### WORK TASK
What you return should match the data below exactly, with no pictures in it.

### Data records for software interfaces
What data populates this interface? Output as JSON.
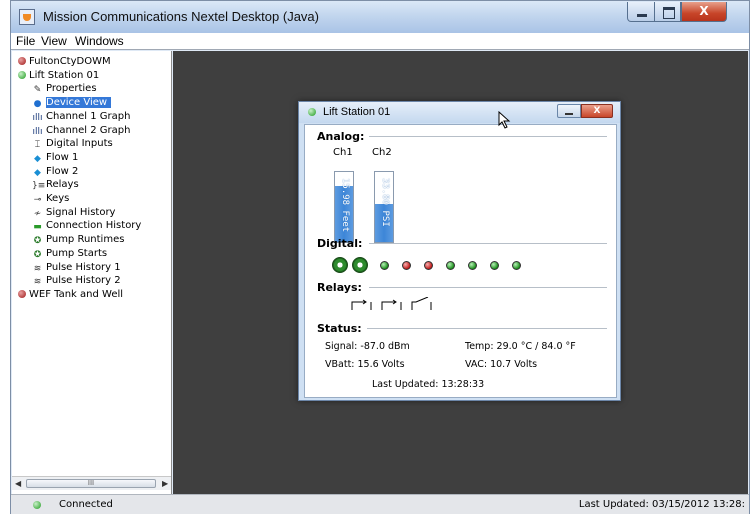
{
  "app": {
    "title": "Mission Communications Nextel Desktop (Java)",
    "close_label": "X"
  },
  "menu": [
    "File",
    "View",
    "Windows"
  ],
  "tree": [
    {
      "label": "FultonCtyDOWM",
      "icon": "status-red-icon"
    },
    {
      "label": "Lift Station 01",
      "icon": "status-green-icon"
    },
    {
      "label": "Properties",
      "icon": "properties-icon"
    },
    {
      "label": "Device View",
      "icon": "globe-icon",
      "selected": true
    },
    {
      "label": "Channel 1 Graph",
      "icon": "bar-graph-icon"
    },
    {
      "label": "Channel 2 Graph",
      "icon": "bar-graph-icon"
    },
    {
      "label": "Digital Inputs",
      "icon": "digital-icon"
    },
    {
      "label": "Flow 1",
      "icon": "flow-icon"
    },
    {
      "label": "Flow 2",
      "icon": "flow-icon"
    },
    {
      "label": "Relays",
      "icon": "relay-icon"
    },
    {
      "label": "Keys",
      "icon": "key-icon"
    },
    {
      "label": "Signal History",
      "icon": "signal-icon"
    },
    {
      "label": "Connection History",
      "icon": "connection-icon"
    },
    {
      "label": "Pump Runtimes",
      "icon": "pump-icon"
    },
    {
      "label": "Pump Starts",
      "icon": "pump-icon"
    },
    {
      "label": "Pulse History 1",
      "icon": "pulse-icon"
    },
    {
      "label": "Pulse History 2",
      "icon": "pulse-icon"
    },
    {
      "label": "WEF Tank and Well",
      "icon": "status-red-icon"
    }
  ],
  "scrollbar": {
    "thumb_label": "III"
  },
  "statusbar": {
    "connection": "Connected",
    "last_updated": "Last Updated: 03/15/2012 13:28:"
  },
  "device_window": {
    "title": "Lift Station 01",
    "close_label": "X",
    "analog": {
      "heading": "Analog:",
      "channels": [
        {
          "label": "Ch1",
          "reading": "15.98 Feet",
          "level": 0.8
        },
        {
          "label": "Ch2",
          "reading": "33.80 PSI",
          "level": 0.55
        }
      ]
    },
    "digital": {
      "heading": "Digital:",
      "pumps": [
        "pump-1-icon",
        "pump-2-icon"
      ],
      "inputs": [
        "green",
        "red",
        "red",
        "green",
        "green",
        "green",
        "green"
      ]
    },
    "relays": {
      "heading": "Relays:",
      "states": [
        "open",
        "open",
        "closed"
      ]
    },
    "status": {
      "heading": "Status:",
      "signal": "Signal: -87.0 dBm",
      "temp": "Temp: 29.0 °C / 84.0 °F",
      "vbatt": "VBatt: 15.6 Volts",
      "vac": "VAC: 10.7 Volts",
      "updated": "Last Updated: 13:28:33"
    }
  }
}
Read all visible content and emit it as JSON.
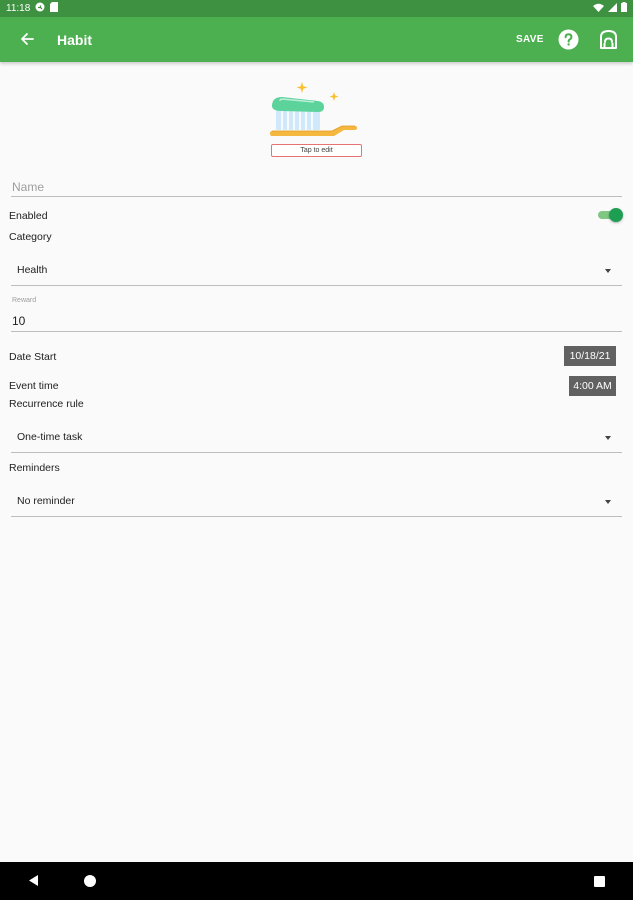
{
  "status_bar": {
    "time": "11:18"
  },
  "app_bar": {
    "title": "Habit",
    "save_label": "SAVE"
  },
  "hero": {
    "icon": "toothbrush-icon",
    "tap_label": "Tap to edit"
  },
  "form": {
    "name": {
      "placeholder": "Name",
      "value": ""
    },
    "enabled": {
      "label": "Enabled",
      "checked": true
    },
    "category": {
      "label": "Category",
      "value": "Health"
    },
    "reward": {
      "label": "Reward",
      "value": "10"
    },
    "date_start": {
      "label": "Date Start",
      "value": "10/18/21"
    },
    "event_time": {
      "label": "Event time",
      "value": "4:00 AM"
    },
    "recurrence": {
      "label": "Recurrence rule",
      "value": "One-time task"
    },
    "reminders": {
      "label": "Reminders",
      "value": "No reminder"
    }
  },
  "colors": {
    "app_bar": "#4caf50",
    "status_bar": "#3d9140",
    "switch_on": "#1e9e52",
    "chip": "#616161"
  }
}
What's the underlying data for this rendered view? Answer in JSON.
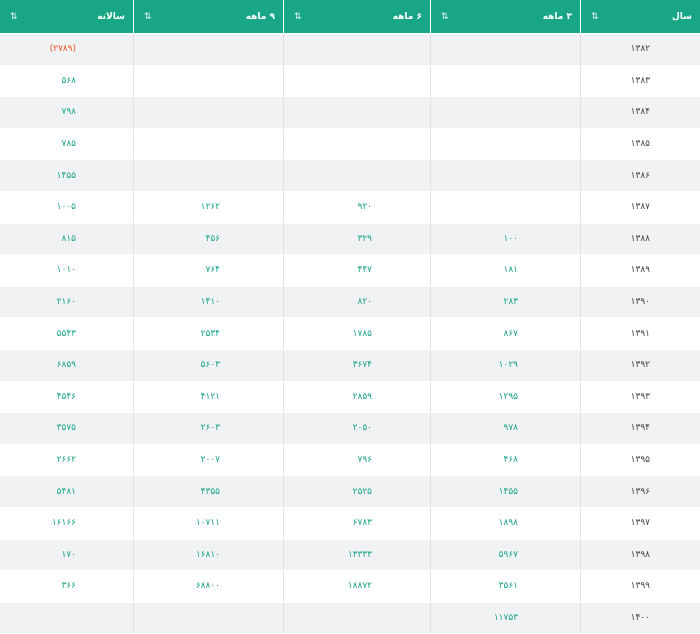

### SOLUTION TO THIS PROBLEM
What data populates this interface? Output as JSON.
{
  "app": {
    "title": "Mission Communications Nextel Desktop (Java)",
    "close_label": "X"
  },
  "menu": [
    "File",
    "View",
    "Windows"
  ],
  "tree": [
    {
      "label": "FultonCtyDOWM",
      "icon": "status-red-icon"
    },
    {
      "label": "Lift Station 01",
      "icon": "status-green-icon"
    },
    {
      "label": "Properties",
      "icon": "properties-icon"
    },
    {
      "label": "Device View",
      "icon": "globe-icon",
      "selected": true
    },
    {
      "label": "Channel 1 Graph",
      "icon": "bar-graph-icon"
    },
    {
      "label": "Channel 2 Graph",
      "icon": "bar-graph-icon"
    },
    {
      "label": "Digital Inputs",
      "icon": "digital-icon"
    },
    {
      "label": "Flow 1",
      "icon": "flow-icon"
    },
    {
      "label": "Flow 2",
      "icon": "flow-icon"
    },
    {
      "label": "Relays",
      "icon": "relay-icon"
    },
    {
      "label": "Keys",
      "icon": "key-icon"
    },
    {
      "label": "Signal History",
      "icon": "signal-icon"
    },
    {
      "label": "Connection History",
      "icon": "connection-icon"
    },
    {
      "label": "Pump Runtimes",
      "icon": "pump-icon"
    },
    {
      "label": "Pump Starts",
      "icon": "pump-icon"
    },
    {
      "label": "Pulse History 1",
      "icon": "pulse-icon"
    },
    {
      "label": "Pulse History 2",
      "icon": "pulse-icon"
    },
    {
      "label": "WEF Tank and Well",
      "icon": "status-red-icon"
    }
  ],
  "scrollbar": {
    "thumb_label": "III"
  },
  "statusbar": {
    "connection": "Connected",
    "last_updated": "Last Updated: 03/15/2012 13:28:"
  },
  "device_window": {
    "title": "Lift Station 01",
    "close_label": "X",
    "analog": {
      "heading": "Analog:",
      "channels": [
        {
          "label": "Ch1",
          "reading": "15.98 Feet",
          "level": 0.8
        },
        {
          "label": "Ch2",
          "reading": "33.80 PSI",
          "level": 0.55
        }
      ]
    },
    "digital": {
      "heading": "Digital:",
      "pumps": [
        "pump-1-icon",
        "pump-2-icon"
      ],
      "inputs": [
        "green",
        "red",
        "red",
        "green",
        "green",
        "green",
        "green"
      ]
    },
    "relays": {
      "heading": "Relays:",
      "states": [
        "open",
        "open",
        "closed"
      ]
    },
    "status": {
      "heading": "Status:",
      "signal": "Signal: -87.0 dBm",
      "temp": "Temp: 29.0 °C / 84.0 °F",
      "vbatt": "VBatt: 15.6 Volts",
      "vac": "VAC: 10.7 Volts",
      "updated": "Last Updated: 13:28:33"
    }
  }
}
Read all visible content and emit it as JSON.
{
  "status_bar": {
    "time": "11:18"
  },
  "app_bar": {
    "title": "Habit",
    "save_label": "SAVE"
  },
  "hero": {
    "icon": "toothbrush-icon",
    "tap_label": "Tap to edit"
  },
  "form": {
    "name": {
      "placeholder": "Name",
      "value": ""
    },
    "enabled": {
      "label": "Enabled",
      "checked": true
    },
    "category": {
      "label": "Category",
      "value": "Health"
    },
    "reward": {
      "label": "Reward",
      "value": "10"
    },
    "date_start": {
      "label": "Date Start",
      "value": "10/18/21"
    },
    "event_time": {
      "label": "Event time",
      "value": "4:00 AM"
    },
    "recurrence": {
      "label": "Recurrence rule",
      "value": "One-time task"
    },
    "reminders": {
      "label": "Reminders",
      "value": "No reminder"
    }
  },
  "colors": {
    "app_bar": "#4caf50",
    "status_bar": "#3d9140",
    "switch_on": "#1e9e52",
    "chip": "#616161"
  }
}
What's the underlying data for this rendered view? Answer in JSON.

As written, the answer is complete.